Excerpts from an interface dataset
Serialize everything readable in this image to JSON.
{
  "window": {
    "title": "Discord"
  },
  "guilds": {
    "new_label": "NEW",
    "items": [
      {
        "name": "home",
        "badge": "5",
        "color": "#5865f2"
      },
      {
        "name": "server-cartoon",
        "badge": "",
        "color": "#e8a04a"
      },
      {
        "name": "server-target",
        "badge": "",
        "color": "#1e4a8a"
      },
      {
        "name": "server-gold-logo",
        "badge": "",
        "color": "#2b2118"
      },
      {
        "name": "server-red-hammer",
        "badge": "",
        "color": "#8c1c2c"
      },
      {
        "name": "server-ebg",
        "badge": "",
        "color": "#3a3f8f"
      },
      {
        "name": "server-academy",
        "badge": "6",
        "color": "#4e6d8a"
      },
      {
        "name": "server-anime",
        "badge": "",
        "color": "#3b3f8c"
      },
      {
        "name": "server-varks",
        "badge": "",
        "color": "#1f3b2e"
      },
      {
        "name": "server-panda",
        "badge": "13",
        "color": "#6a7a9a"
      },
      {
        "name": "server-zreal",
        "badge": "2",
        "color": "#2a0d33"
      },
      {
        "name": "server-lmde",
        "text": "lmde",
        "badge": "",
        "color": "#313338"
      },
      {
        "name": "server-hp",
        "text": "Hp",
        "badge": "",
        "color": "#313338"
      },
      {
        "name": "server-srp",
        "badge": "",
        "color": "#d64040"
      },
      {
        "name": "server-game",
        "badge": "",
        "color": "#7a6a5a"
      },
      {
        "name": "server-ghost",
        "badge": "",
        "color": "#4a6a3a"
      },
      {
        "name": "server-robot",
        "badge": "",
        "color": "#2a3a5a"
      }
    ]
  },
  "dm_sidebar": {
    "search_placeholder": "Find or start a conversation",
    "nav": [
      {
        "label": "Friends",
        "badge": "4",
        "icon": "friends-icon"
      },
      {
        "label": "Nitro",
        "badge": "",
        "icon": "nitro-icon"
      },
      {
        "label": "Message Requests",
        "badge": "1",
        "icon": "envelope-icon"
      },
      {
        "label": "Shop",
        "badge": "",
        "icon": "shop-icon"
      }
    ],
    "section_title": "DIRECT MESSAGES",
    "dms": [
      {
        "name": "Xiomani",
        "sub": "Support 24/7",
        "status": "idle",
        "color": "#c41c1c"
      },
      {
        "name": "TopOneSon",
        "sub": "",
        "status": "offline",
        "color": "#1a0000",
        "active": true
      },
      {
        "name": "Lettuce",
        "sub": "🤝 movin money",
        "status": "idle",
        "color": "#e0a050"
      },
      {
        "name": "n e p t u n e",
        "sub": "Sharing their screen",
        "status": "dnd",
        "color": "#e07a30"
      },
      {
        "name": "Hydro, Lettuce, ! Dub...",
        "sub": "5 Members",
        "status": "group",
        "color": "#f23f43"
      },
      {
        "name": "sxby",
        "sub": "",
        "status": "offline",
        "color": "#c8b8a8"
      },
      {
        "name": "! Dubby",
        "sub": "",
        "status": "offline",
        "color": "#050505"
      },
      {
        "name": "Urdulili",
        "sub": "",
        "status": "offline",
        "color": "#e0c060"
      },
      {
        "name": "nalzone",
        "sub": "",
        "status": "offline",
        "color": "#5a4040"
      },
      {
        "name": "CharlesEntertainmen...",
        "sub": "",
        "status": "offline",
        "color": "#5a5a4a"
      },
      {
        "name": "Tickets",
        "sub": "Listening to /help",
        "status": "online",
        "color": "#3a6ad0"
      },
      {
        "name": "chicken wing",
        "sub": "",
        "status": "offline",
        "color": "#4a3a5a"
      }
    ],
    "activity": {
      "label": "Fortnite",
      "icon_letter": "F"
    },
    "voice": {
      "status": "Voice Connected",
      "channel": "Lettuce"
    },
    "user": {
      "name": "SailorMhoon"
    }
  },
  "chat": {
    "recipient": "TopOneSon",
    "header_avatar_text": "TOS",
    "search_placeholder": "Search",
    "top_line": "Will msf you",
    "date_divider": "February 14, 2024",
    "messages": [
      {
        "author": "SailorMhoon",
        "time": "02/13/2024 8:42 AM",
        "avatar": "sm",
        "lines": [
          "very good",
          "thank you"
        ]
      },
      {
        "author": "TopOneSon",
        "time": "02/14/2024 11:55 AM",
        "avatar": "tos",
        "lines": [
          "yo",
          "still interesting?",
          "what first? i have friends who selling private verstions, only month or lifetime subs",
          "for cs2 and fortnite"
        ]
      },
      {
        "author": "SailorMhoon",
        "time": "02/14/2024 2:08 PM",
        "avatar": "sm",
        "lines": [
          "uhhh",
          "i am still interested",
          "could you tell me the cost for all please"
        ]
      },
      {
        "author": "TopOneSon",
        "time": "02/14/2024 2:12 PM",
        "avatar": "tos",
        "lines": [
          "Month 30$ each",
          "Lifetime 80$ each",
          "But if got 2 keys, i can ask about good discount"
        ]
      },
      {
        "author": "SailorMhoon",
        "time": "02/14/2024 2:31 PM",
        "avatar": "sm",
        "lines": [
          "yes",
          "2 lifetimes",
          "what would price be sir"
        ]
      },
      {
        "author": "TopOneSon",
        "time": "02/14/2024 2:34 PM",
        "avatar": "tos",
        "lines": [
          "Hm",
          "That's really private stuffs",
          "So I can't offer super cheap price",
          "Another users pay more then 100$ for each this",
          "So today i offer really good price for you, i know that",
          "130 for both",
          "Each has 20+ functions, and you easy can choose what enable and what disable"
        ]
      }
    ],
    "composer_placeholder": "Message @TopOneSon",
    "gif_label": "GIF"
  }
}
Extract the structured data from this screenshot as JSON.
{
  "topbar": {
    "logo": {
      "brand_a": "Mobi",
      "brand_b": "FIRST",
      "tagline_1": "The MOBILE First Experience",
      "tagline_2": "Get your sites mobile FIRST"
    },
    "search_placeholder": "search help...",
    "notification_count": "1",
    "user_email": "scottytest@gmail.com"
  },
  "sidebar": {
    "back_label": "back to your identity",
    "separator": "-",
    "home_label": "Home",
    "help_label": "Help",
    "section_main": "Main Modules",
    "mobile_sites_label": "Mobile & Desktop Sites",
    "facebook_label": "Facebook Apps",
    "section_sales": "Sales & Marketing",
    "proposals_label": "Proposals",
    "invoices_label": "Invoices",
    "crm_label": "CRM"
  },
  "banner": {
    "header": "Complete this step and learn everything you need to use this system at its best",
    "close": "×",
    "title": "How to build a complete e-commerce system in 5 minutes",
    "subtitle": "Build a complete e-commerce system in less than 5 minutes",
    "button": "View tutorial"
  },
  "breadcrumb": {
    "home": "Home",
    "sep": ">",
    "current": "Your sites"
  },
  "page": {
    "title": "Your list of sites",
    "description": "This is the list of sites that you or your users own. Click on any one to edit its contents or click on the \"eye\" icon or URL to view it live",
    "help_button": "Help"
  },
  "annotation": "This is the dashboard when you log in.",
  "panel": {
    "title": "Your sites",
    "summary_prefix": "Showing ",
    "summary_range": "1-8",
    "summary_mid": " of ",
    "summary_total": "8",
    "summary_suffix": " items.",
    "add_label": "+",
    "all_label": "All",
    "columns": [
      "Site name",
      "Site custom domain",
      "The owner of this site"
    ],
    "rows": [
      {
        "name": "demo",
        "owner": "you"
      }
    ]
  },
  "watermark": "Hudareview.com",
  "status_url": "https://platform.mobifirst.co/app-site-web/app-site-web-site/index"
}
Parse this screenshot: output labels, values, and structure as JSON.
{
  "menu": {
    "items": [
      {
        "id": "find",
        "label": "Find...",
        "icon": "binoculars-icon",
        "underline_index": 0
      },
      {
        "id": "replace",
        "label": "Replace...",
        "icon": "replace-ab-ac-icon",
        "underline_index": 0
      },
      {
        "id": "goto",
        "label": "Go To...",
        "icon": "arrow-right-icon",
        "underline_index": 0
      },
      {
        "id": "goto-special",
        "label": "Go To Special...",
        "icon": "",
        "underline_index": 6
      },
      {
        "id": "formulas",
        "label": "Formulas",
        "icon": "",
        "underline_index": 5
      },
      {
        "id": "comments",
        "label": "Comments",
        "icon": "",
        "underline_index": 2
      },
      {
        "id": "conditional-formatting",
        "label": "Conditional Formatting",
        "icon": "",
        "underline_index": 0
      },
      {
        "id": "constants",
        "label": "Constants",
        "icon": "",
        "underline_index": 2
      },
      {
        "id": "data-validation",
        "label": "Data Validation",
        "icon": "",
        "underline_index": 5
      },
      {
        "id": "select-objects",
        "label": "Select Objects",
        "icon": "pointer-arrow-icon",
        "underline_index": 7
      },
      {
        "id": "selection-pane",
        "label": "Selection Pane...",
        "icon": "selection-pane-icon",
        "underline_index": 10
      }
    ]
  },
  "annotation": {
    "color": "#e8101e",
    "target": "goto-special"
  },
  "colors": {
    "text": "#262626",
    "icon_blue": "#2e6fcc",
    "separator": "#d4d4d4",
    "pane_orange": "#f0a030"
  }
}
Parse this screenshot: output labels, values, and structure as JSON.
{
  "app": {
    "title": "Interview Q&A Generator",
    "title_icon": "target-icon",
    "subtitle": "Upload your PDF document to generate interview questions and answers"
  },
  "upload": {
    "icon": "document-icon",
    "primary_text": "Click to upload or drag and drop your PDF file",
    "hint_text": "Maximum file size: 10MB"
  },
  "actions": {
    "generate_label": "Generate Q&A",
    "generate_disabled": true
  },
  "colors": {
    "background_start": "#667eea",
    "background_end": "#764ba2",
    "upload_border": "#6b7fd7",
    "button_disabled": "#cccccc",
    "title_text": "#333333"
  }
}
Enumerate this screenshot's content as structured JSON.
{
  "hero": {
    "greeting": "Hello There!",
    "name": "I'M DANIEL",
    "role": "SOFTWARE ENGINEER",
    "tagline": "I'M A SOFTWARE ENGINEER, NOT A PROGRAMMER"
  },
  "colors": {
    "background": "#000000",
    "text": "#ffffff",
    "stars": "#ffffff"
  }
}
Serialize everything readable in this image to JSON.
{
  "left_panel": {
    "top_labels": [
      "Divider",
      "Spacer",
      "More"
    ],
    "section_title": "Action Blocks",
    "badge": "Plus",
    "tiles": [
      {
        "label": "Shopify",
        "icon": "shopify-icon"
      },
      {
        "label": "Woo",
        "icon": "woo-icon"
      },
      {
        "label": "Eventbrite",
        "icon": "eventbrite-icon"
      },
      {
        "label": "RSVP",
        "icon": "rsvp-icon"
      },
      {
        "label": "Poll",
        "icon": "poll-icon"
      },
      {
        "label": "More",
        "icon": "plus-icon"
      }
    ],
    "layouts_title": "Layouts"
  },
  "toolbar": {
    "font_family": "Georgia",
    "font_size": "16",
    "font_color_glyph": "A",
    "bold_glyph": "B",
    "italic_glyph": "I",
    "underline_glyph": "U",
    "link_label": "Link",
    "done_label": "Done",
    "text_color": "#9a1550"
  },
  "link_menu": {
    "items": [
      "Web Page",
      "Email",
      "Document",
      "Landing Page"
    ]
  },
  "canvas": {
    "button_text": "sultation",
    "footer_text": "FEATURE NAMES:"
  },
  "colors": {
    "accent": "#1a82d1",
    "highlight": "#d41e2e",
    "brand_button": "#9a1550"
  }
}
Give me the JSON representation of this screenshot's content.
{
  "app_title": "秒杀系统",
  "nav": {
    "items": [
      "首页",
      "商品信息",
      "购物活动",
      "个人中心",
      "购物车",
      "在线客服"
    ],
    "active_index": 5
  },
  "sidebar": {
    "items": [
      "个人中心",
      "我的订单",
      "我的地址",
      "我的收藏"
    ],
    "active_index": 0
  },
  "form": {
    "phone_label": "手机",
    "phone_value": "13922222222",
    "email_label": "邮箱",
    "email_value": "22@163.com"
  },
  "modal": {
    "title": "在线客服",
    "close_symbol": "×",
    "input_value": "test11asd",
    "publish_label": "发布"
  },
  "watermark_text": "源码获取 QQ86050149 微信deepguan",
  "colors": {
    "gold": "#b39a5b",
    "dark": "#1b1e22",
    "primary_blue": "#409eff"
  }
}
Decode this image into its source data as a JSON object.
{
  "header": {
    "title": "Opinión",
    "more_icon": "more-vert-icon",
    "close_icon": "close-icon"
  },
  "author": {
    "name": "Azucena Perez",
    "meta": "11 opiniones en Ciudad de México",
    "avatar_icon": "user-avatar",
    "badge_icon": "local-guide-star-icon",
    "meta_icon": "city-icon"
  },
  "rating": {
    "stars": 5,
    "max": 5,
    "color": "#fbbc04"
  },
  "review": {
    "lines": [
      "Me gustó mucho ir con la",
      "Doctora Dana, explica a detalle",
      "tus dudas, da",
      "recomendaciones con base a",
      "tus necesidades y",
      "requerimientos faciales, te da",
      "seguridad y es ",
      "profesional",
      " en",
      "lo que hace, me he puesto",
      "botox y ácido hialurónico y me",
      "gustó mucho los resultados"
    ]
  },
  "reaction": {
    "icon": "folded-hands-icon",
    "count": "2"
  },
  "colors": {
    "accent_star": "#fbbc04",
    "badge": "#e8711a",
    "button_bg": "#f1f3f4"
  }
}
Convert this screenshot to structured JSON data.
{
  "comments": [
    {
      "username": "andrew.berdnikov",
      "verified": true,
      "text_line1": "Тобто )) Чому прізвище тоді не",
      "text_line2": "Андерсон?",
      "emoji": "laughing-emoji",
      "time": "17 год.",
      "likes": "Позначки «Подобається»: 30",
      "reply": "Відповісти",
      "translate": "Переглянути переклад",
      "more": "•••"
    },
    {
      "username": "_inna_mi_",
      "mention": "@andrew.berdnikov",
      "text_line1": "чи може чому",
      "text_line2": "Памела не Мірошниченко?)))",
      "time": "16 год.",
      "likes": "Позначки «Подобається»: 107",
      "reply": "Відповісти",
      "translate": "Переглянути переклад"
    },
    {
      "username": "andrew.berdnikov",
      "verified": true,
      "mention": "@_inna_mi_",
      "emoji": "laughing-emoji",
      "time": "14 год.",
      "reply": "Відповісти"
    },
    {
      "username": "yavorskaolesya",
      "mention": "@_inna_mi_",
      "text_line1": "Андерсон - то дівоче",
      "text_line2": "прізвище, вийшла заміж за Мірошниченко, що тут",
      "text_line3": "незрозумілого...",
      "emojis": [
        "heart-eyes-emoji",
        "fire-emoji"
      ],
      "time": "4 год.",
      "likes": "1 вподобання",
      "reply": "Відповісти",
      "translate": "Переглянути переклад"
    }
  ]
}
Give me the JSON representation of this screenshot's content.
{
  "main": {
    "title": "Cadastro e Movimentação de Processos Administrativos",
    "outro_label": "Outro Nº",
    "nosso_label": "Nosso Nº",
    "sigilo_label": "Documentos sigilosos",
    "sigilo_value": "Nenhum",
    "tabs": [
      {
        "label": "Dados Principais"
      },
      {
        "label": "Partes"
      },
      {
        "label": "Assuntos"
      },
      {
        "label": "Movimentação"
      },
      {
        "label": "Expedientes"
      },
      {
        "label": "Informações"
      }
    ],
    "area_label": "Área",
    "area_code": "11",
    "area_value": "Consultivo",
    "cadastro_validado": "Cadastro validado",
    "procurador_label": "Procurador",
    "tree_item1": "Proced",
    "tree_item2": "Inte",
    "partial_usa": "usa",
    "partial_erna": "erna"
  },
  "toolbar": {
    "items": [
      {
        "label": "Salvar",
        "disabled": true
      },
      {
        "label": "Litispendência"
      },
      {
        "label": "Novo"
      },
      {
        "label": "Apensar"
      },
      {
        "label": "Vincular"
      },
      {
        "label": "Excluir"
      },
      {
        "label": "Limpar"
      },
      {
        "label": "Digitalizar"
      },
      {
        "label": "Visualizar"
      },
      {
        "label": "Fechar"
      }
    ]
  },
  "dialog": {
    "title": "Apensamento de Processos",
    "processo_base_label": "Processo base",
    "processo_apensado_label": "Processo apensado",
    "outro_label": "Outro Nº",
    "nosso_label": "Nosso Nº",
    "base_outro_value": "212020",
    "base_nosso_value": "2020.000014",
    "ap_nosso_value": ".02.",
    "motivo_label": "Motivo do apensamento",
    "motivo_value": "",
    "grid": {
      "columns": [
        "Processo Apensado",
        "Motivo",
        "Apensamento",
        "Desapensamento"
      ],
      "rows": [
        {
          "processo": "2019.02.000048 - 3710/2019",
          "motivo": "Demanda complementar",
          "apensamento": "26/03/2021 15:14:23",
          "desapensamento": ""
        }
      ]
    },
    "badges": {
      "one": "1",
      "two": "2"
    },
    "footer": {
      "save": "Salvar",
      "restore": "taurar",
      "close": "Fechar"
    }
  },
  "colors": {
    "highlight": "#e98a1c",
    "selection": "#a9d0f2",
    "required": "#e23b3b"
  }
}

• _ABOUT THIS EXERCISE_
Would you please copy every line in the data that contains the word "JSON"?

• _REPLY TO THE TASK_
Serialize everything readable in this image to JSON.
Extract the structured data from this screenshot as JSON.
Parse this screenshot: output labels, values, and structure as JSON.
Parse this screenshot: output labels, values, and structure as JSON.
Enumerate this screenshot's content as structured JSON.
Serialize everything readable in this image to JSON.
Give me the JSON representation of this screenshot's content.
Decode this image into its source data as a JSON object.
Convert this screenshot to structured JSON data.
Give me the JSON representation of this screenshot's content.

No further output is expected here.